Even a veteran such as Emma Wright is astounded and delighted by the new products her suppliers are inventing these days. She loves to watch her medium evolve. The array of materials, techniques and tools available to artisans in her field have expanded enormously in the 19 years that she has been practicing her art. Several of the companies that concoct these high tech glazes, "plasters" and polymers require prospective buyers to take classes in each product's use before being allowed to purchase it! Wright is rare thing in our time - an American trained in the European guild tradition, a journeyman artisan who is passionate about the details. Recently, she has teamed up with her perfect complement---the self-taught creative artist Rhonda Chase. "We're the Felix and Oscar of the faux-finishing world" Emma laughs. She is very excited about the collaborative potential of the new partnership and is looking forward to taking on a greater diversity of projects. She loves the thought of having even more to offer her clients. Working closely with each client is part of the joy.

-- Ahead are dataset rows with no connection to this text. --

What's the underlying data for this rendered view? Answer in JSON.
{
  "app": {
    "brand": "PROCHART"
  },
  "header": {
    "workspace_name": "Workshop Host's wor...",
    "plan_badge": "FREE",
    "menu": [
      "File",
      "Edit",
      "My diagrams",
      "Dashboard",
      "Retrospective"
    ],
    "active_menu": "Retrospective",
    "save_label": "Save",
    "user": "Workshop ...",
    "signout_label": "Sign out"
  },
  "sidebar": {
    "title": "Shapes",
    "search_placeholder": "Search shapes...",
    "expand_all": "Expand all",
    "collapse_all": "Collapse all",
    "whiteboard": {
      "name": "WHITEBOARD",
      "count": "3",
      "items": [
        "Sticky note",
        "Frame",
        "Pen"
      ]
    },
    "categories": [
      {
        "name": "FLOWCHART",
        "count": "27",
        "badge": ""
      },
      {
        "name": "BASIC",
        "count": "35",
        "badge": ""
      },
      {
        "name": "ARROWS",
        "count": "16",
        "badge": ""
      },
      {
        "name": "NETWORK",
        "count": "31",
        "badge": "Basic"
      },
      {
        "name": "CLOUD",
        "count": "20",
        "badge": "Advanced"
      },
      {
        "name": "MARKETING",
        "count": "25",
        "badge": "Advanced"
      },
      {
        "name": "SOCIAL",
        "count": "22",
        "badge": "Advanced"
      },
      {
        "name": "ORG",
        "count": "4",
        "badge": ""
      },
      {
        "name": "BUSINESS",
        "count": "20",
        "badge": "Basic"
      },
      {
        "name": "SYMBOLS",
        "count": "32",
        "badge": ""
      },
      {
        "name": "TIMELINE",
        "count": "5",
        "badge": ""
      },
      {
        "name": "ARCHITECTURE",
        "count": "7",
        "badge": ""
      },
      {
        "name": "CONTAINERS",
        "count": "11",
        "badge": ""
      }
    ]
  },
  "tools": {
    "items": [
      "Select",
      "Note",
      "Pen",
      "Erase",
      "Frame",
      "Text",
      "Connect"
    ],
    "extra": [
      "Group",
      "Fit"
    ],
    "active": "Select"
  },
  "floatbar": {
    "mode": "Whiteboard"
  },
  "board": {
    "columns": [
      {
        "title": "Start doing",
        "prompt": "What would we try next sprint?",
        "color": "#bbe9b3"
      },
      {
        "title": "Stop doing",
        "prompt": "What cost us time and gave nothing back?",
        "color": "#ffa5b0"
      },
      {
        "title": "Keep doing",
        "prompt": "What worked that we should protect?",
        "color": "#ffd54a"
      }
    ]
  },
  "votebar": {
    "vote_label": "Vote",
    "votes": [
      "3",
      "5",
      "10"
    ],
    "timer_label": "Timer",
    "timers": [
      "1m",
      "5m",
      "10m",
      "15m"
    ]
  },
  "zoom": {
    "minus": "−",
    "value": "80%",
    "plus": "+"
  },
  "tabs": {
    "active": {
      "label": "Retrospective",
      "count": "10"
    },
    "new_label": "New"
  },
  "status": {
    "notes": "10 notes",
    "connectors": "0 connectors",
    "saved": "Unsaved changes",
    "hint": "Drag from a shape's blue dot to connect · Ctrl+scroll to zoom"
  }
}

She intones with pride the motto of her mentors "Your environment, our job". "When you hire The Wright Touch I am who you get, not a team of assistants" Emma says. "Now with Rhonda Chase joining me our clients have the security of two journeymen on the job." San Diego is fortunate that Emma Wright stumbled into her niche and brought her skills back home. She simply loves her work, meticulously laboring to bring out the beauty in every detail. She looks forward to growing with her industry and contributing to the grandeur and charm of private homes and public spaces. She takes pride in being part of an honored tradition. "Even the Egyptians used faux finishes, particularly the woods, because they were so rare." she explains. And why not, the genuine materials were just as hard (and heavy) to obtain then as now, even when Pharaohs had slave labor to burn. But Pharaoh, with his royal artisans and all, didn't have custom-made, hand-painted, "marble" surfboards lining the rafters in the palace garage. A certain "mashed pumpkin" colored house in Hillcrest does.